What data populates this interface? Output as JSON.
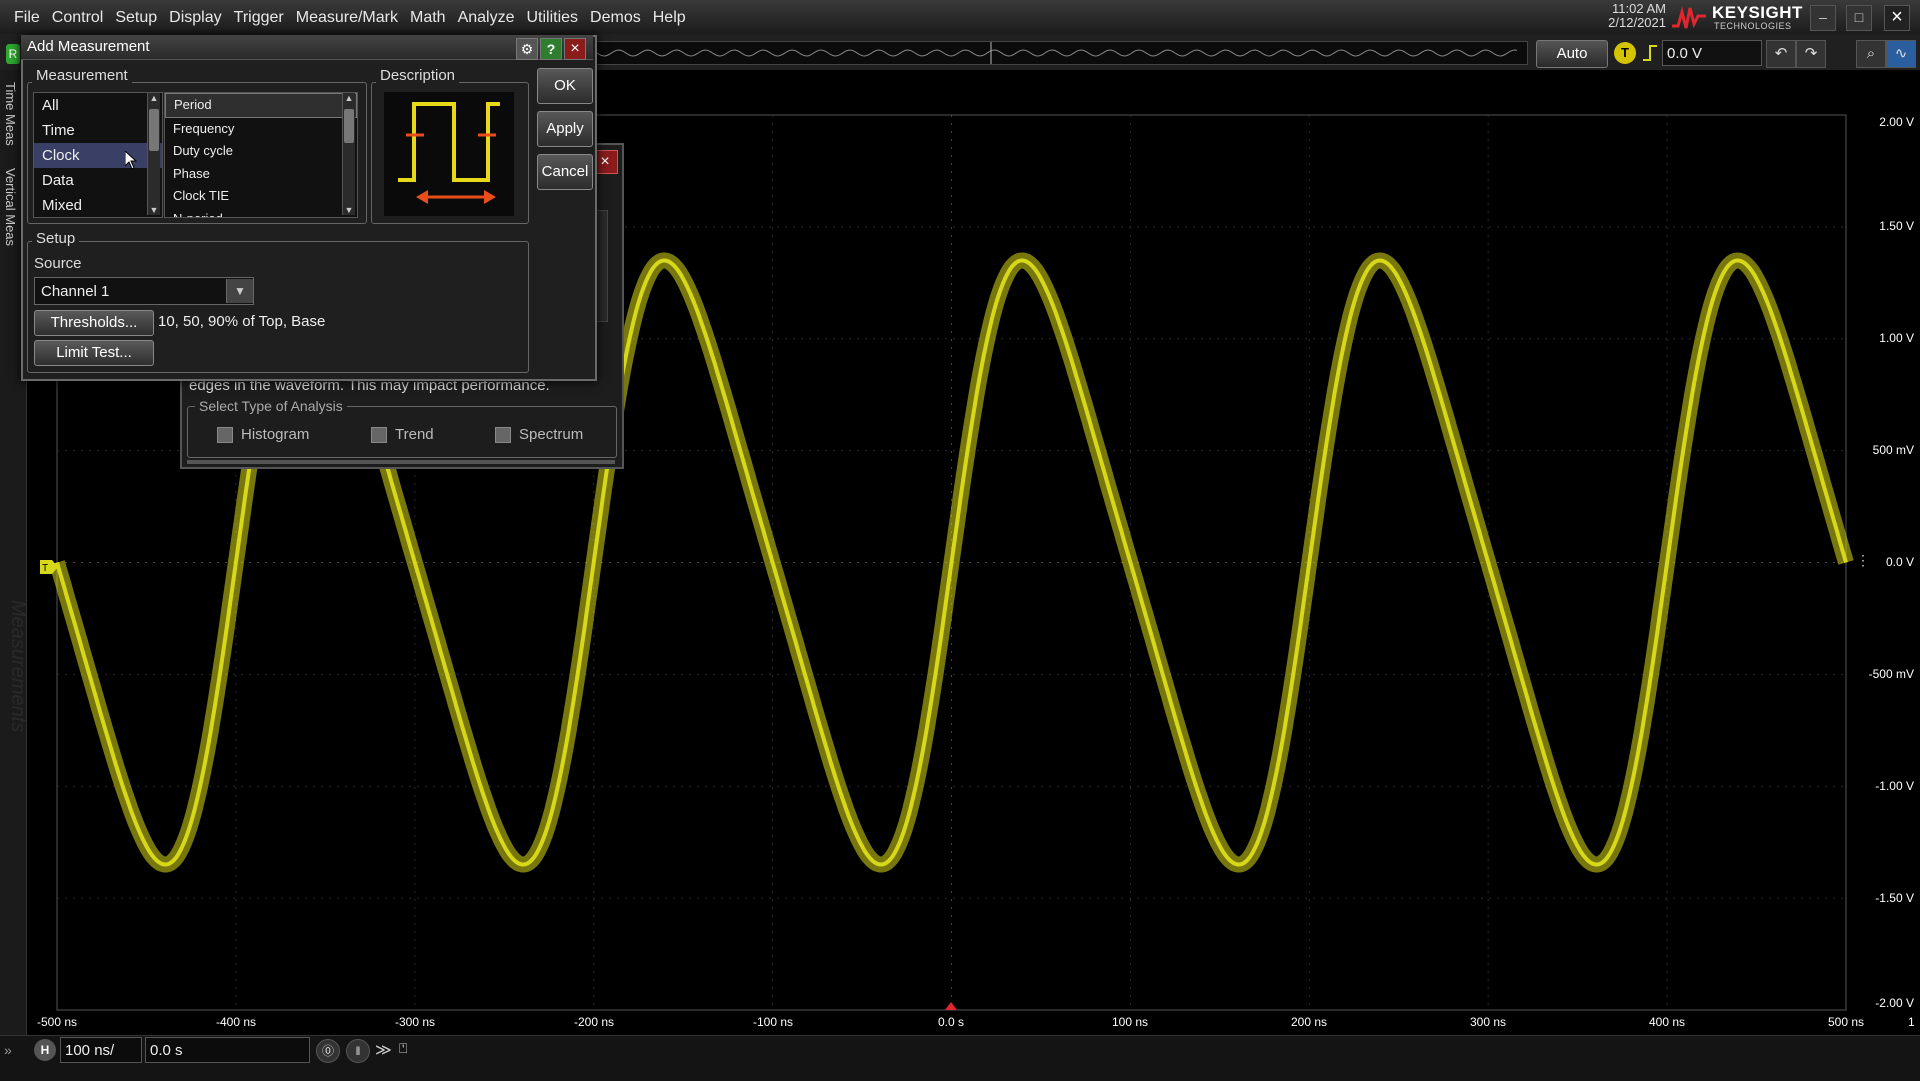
{
  "menu": [
    "File",
    "Control",
    "Setup",
    "Display",
    "Trigger",
    "Measure/Mark",
    "Math",
    "Analyze",
    "Utilities",
    "Demos",
    "Help"
  ],
  "header": {
    "time": "11:02 AM",
    "date": "2/12/2021",
    "brand": "KEYSIGHT",
    "brand_sub": "TECHNOLOGIES",
    "auto_label": "Auto",
    "trigger_indicator": "T",
    "trigger_level": "0.0 V",
    "run_indicator": "R"
  },
  "left_tabs": {
    "time_meas": "Time Meas",
    "vertical_meas": "Vertical Meas",
    "measurements": "Measurements"
  },
  "dialog": {
    "title": "Add Measurement",
    "measurement_group": "Measurement",
    "categories": [
      "All",
      "Time",
      "Clock",
      "Data",
      "Mixed"
    ],
    "selected_category": "Clock",
    "measurements": [
      "Period",
      "Frequency",
      "Duty cycle",
      "Phase",
      "Clock TIE",
      "N-period"
    ],
    "selected_measurement": "Period",
    "description_group": "Description",
    "buttons": {
      "ok": "OK",
      "apply": "Apply",
      "cancel": "Cancel"
    },
    "setup_group": "Setup",
    "source_label": "Source",
    "source_value": "Channel 1",
    "thresholds_button": "Thresholds...",
    "thresholds_value": "10, 50, 90% of Top, Base",
    "limit_test_button": "Limit Test..."
  },
  "back_dialog": {
    "text": "edges in the waveform. This may impact performance.",
    "analysis_group": "Select Type of Analysis",
    "options": [
      "Histogram",
      "Trend",
      "Spectrum"
    ]
  },
  "scope": {
    "y_labels": [
      "2.00 V",
      "1.50 V",
      "1.00 V",
      "500 mV",
      "0.0 V",
      "-500 mV",
      "-1.00 V",
      "-1.50 V",
      "-2.00 V"
    ],
    "x_labels": [
      "-500 ns",
      "-400 ns",
      "-300 ns",
      "-200 ns",
      "-100 ns",
      "0.0 s",
      "100 ns",
      "200 ns",
      "300 ns",
      "400 ns",
      "500 ns"
    ],
    "channel_color": "#d8d81a",
    "trace_amplitude_v": 1.35,
    "trace_period_ns": 200,
    "corner_label": "1"
  },
  "timebase": {
    "h_label": "H",
    "scale": "100 ns/",
    "position": "0.0 s"
  }
}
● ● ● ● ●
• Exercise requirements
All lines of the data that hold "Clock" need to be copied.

• Written solution
      "Clock",
    "selected_category": "Clock",
      "Clock TIE",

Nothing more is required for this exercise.